To obtain a passport for a child under 18 years, the written consent of all persons with a caring responsibility for the child (that is a parent, or a parent who has a parenting order or has parental responsibility for the child, or a guardian of the child) is needed. Each child must be issued with his or her own passport.

Where both parents consent

To apply for an Australian passport for a child under 18 years, the parent should complete the Australian Passport Child Application Form.

The following documents must also be provided with the application:

  • The child's full birth certificate as well as any previous Australian passport that they may have had;
  • If the child was born in Australia, you will need to provide an original document that confirms one pare nt's Australian citizenship or permanent residency at the time of the child’s birth;
  • If the child does not have an Australian birth certificate, you will need to provide the child's full overseas birth certificate (with an English translation if necessary) and proof of the child's Australian citizenship;
  • If the child was born overseas and has no birth certificate, complete Form B6 (Child Born Overseas and No Birth Certificate) (which can be downloaded from the Passports’ website);
  • If you are presenting court orders with the application, you must complete Form B7 (No Further Court Orders) (which can be downloaded from the Passports’ website); and
  • You may also be required to complete a General Declaration form in order to provide additional information on a particular issue.

Applications should be personally lodged at an Australian post office.

Where one parent refuses consent

If one parent refuses to give their consent for a passport to be issued to their child, the other parent can make an application to the Court for an order that a passport be issued despite
the other parent’s refusal to consent and sign. Passports Website

The Affidavit accompanying the Application should address the reasons for seeking the passport, including the details of any proposed trip.

If the whereabouts of the non-consenting parent are unknown, the Applicant should also seek an order dispensing with service.
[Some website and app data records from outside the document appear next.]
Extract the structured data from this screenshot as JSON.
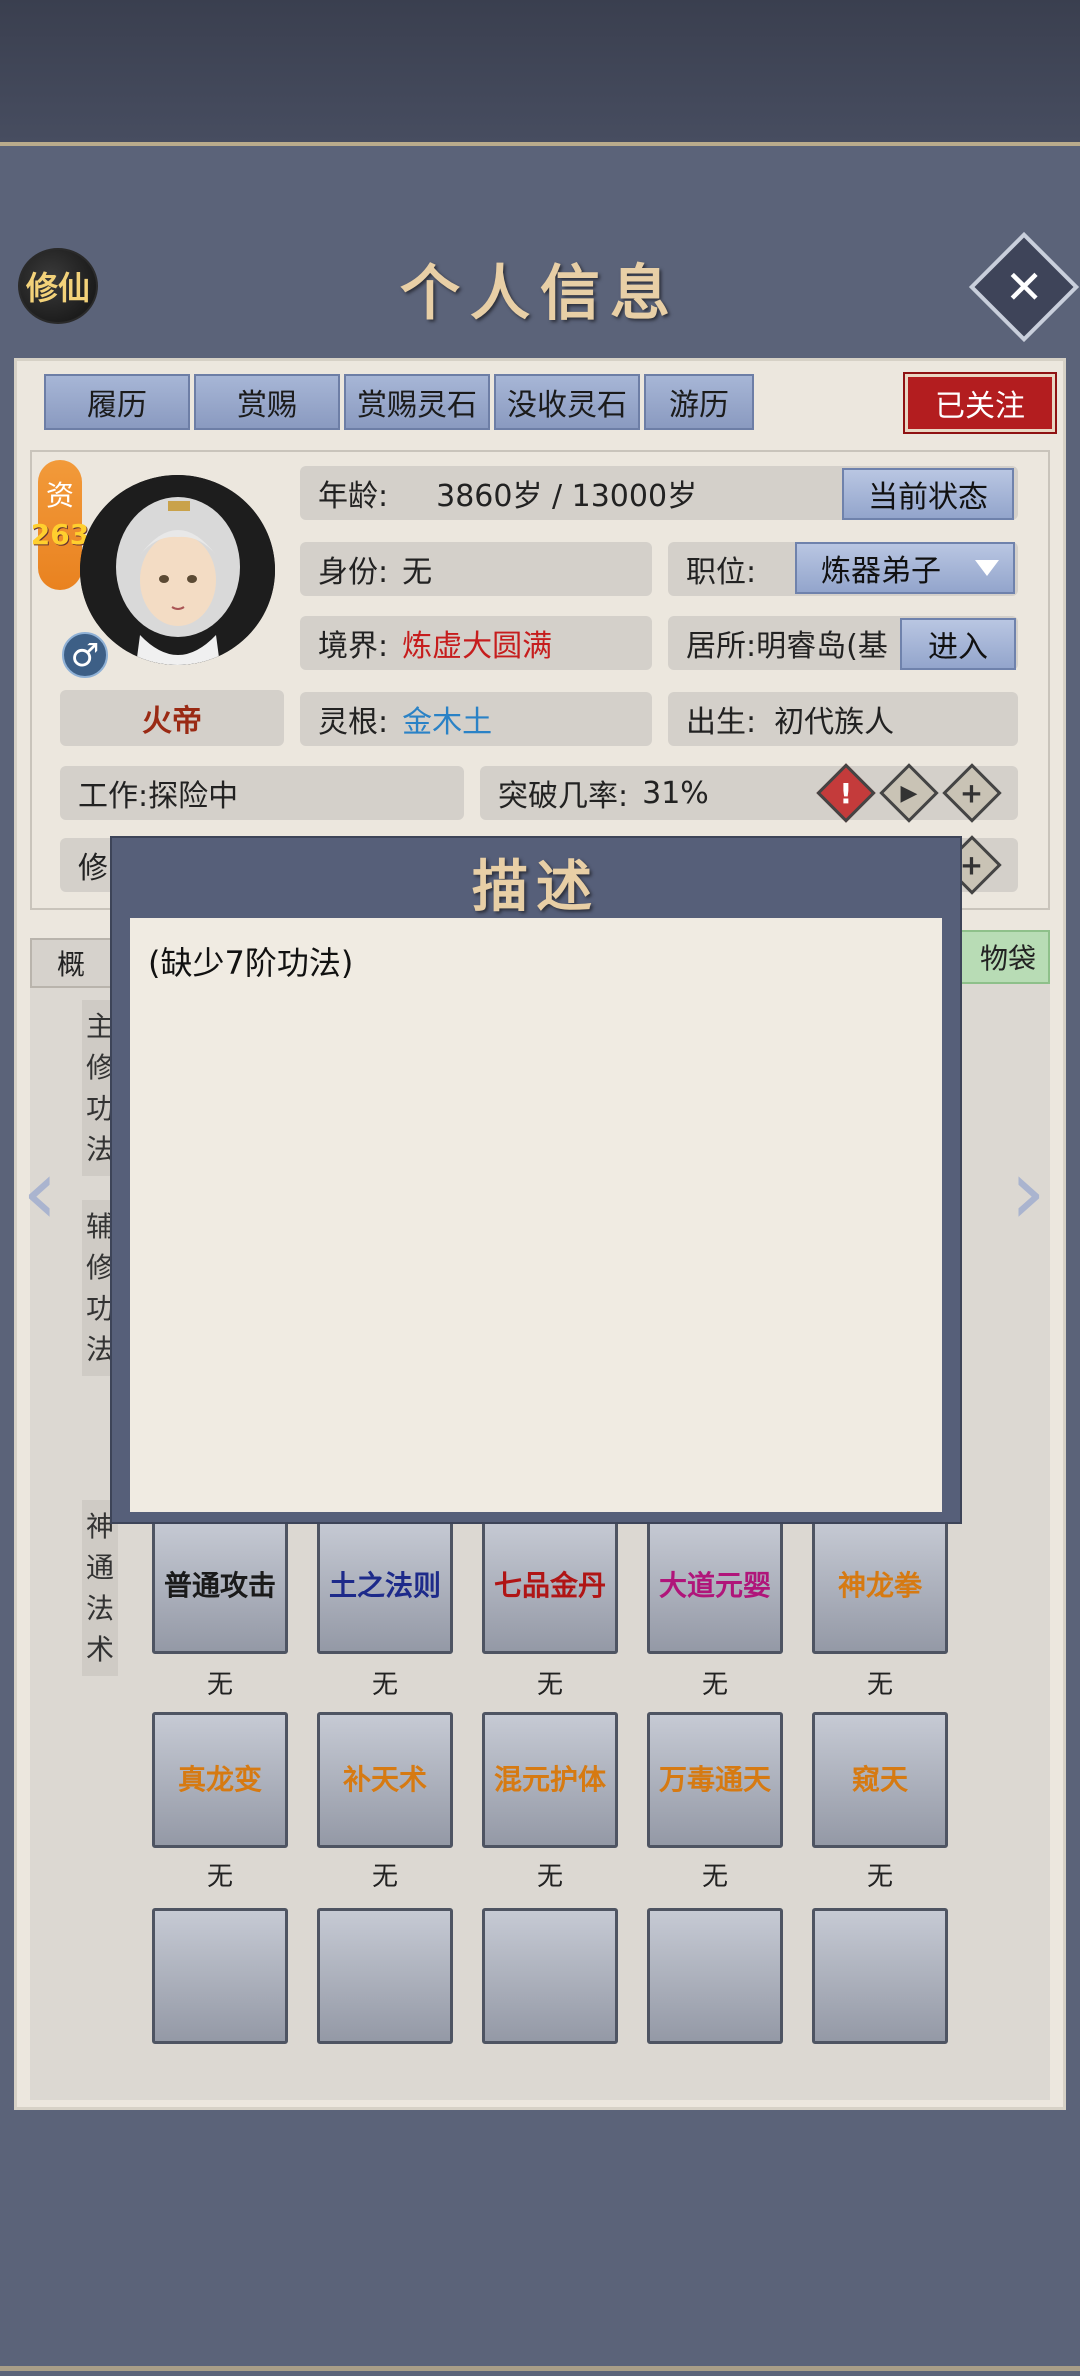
{
  "header": {
    "badge": "修仙",
    "title": "个人信息",
    "close_icon": "close-icon"
  },
  "tabs": [
    {
      "label": "履历"
    },
    {
      "label": "赏赐"
    },
    {
      "label": "赏赐灵石"
    },
    {
      "label": "没收灵石"
    },
    {
      "label": "游历"
    }
  ],
  "follow_button": "已关注",
  "profile": {
    "zi_label": "资",
    "zi_value": "263",
    "gender_symbol": "♂",
    "name": "火帝",
    "age_label": "年龄:",
    "age_value": "3860岁 / 13000岁",
    "status_button": "当前状态",
    "identity_label": "身份:",
    "identity_value": "无",
    "position_label": "职位:",
    "position_value": "炼器弟子",
    "realm_label": "境界:",
    "realm_value": "炼虚大圆满",
    "residence_label": "居所:",
    "residence_value": "明睿岛(基",
    "enter_button": "进入",
    "root_label": "灵根:",
    "root_value": "金木土",
    "birth_label": "出生:",
    "birth_value": "初代族人",
    "work_label": "工作:",
    "work_value": "探险中",
    "breakthrough_label": "突破几率:",
    "breakthrough_value": "31%",
    "partial_row_text": "修",
    "alert_icon": "!",
    "play_icon": "▶",
    "plus_icon": "+"
  },
  "lower_tabs": {
    "overview": "概",
    "bag": "物袋"
  },
  "sections": {
    "main_cultivation": [
      "主",
      "修",
      "功",
      "法"
    ],
    "aux_cultivation": [
      "辅",
      "修",
      "功",
      "法"
    ],
    "divine_arts": [
      "神",
      "通",
      "法",
      "术"
    ]
  },
  "skills_row1": [
    {
      "name": "普通攻击",
      "status": "无",
      "color": "#1a1a1a"
    },
    {
      "name": "土之法则",
      "status": "无",
      "color": "#1d2a8a"
    },
    {
      "name": "七品金丹",
      "status": "无",
      "color": "#b01515"
    },
    {
      "name": "大道元婴",
      "status": "无",
      "color": "#b0157a"
    },
    {
      "name": "神龙拳",
      "status": "无",
      "color": "#d67a12"
    }
  ],
  "skills_row2": [
    {
      "name": "真龙变",
      "status": "无",
      "color": "#d67a12"
    },
    {
      "name": "补天术",
      "status": "无",
      "color": "#d67a12"
    },
    {
      "name": "混元护体",
      "status": "无",
      "color": "#d67a12"
    },
    {
      "name": "万毒通天",
      "status": "无",
      "color": "#d67a12"
    },
    {
      "name": "窥天",
      "status": "无",
      "color": "#d67a12"
    }
  ],
  "modal": {
    "title": "描述",
    "body": "(缺少7阶功法)"
  }
}
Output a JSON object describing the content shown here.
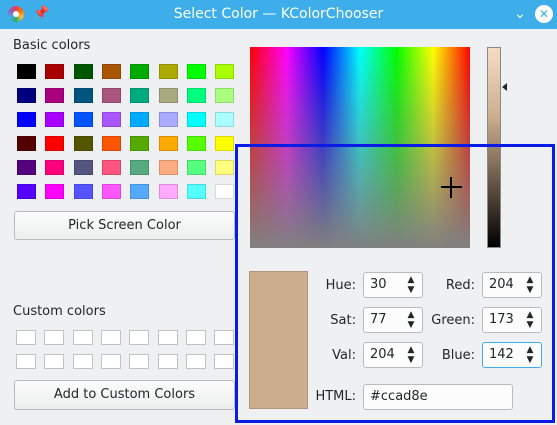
{
  "window": {
    "title": "Select Color — KColorChooser"
  },
  "titlebar": {
    "app_icon": "color-wheel-icon",
    "pin_icon": "pin-icon",
    "min_icon": "chevron-down-icon",
    "close_icon": "close-icon"
  },
  "basic": {
    "label": "Basic colors",
    "colors": [
      [
        "#000000",
        "#aa0000",
        "#005500",
        "#aa5500",
        "#00aa00",
        "#aaaa00",
        "#00ff00",
        "#aaff00"
      ],
      [
        "#00007f",
        "#aa007f",
        "#00557f",
        "#aa557f",
        "#00aa7f",
        "#aaaa7f",
        "#00ff7f",
        "#aaff7f"
      ],
      [
        "#0000ff",
        "#aa00ff",
        "#0055ff",
        "#aa55ff",
        "#00aaff",
        "#aaaaff",
        "#00ffff",
        "#aaffff"
      ],
      [
        "#550000",
        "#ff0000",
        "#555500",
        "#ff5500",
        "#55aa00",
        "#ffaa00",
        "#55ff00",
        "#ffff00"
      ],
      [
        "#55007f",
        "#ff007f",
        "#55557f",
        "#ff557f",
        "#55aa7f",
        "#ffaa7f",
        "#55ff7f",
        "#ffff7f"
      ],
      [
        "#5500ff",
        "#ff00ff",
        "#5555ff",
        "#ff55ff",
        "#55aaff",
        "#ffaaff",
        "#55ffff",
        "#ffffff"
      ]
    ]
  },
  "pick_button": "Pick Screen Color",
  "custom": {
    "label": "Custom colors",
    "rows": 2,
    "cols": 8
  },
  "add_button": "Add to Custom Colors",
  "current_color": "#ccad8e",
  "value_bar": {
    "arrow_fraction": 0.2
  },
  "fields": {
    "hue": {
      "label": "Hue:",
      "value": "30"
    },
    "sat": {
      "label": "Sat:",
      "value": "77"
    },
    "val": {
      "label": "Val:",
      "value": "204"
    },
    "red": {
      "label": "Red:",
      "value": "204"
    },
    "green": {
      "label": "Green:",
      "value": "173"
    },
    "blue": {
      "label": "Blue:",
      "value": "142"
    },
    "html": {
      "label": "HTML:",
      "value": "#ccad8e"
    }
  }
}
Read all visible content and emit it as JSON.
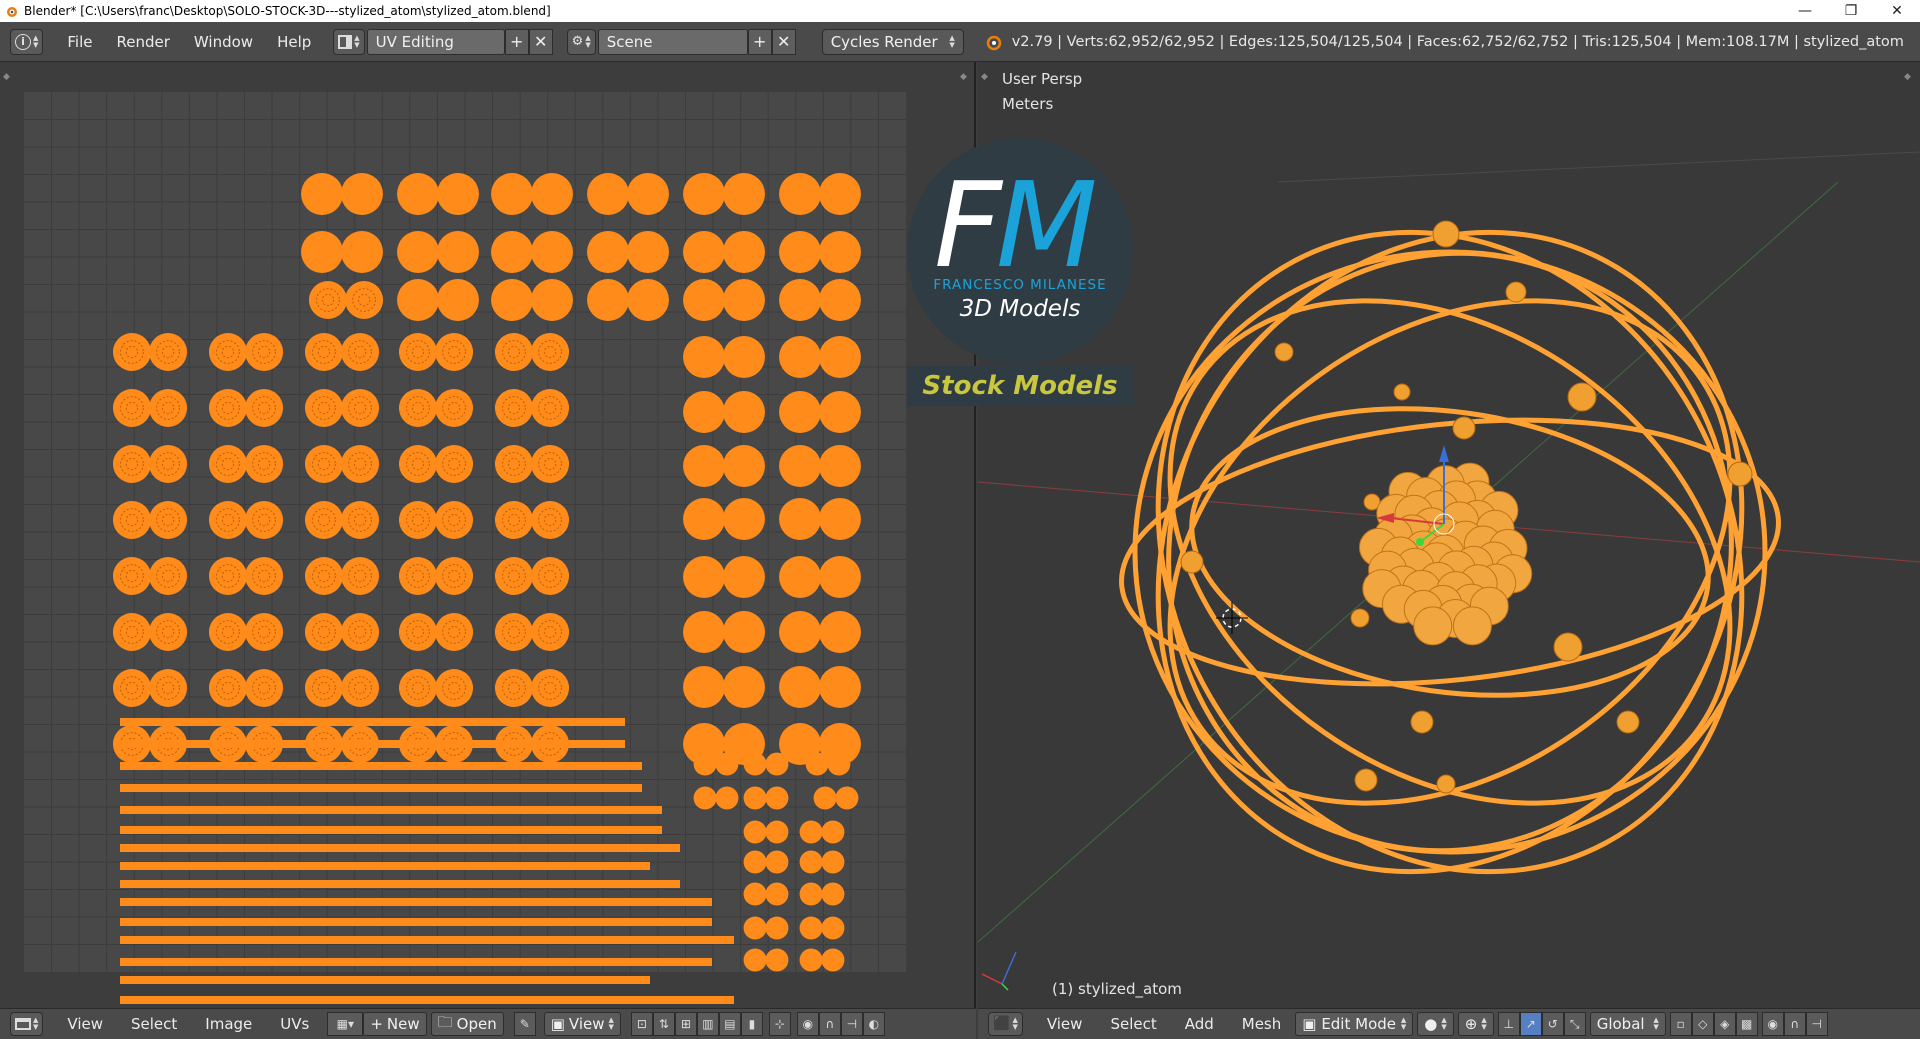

The court's power to permit a child’s passport to issue, under the Family Law Act, either as an injunction or a parenting order (or an order about the welfare of a child).

A passport can still be issued to a child in certain “special circumstances”,even when full consent has not been obtained. Special circumstances include:

When one parent is deceased (a death certificate would have to be lodged);

  • When one parent cannot be contacted; or
  • Only the mother is named on the birth certificate.

An application can be made to the Approved Senior Officer for a Waiver of Consent by completing Form B9 (Child Without Full Parental Consent) (which can be downloaded from the Passports’ website).

Where the father is not named on the birth certificate, a Form B8 (Mother’s Name Only on Child’s Birth Certificate) (which can be downloaded from the Passports’ website) should be completed.

Surrender of passport

If there is a possibility that a child will be removed from Australia, an application can be made to the court to make an order for the surrender of the child’s existing passport. An Affidavit stating the facts relied on must also be filed. The Orders may be made alone, or together with interim or final parenting orders (for example, an order restraining the removal of a child from the country, or seeking orders for approval to take the child overseas).



Alan Weiss

18th March, 2020

Alan Weiss developed after he experienced himself how devastating divorce proceedings can be. I witnessed firsthand my own future security, and that of my familys, being destroyed by acrimonious and costly divorce litigation. I created to help people avoid an experience like this and lose thousands of dollars. Instead the system will assist them in getting on with their lives.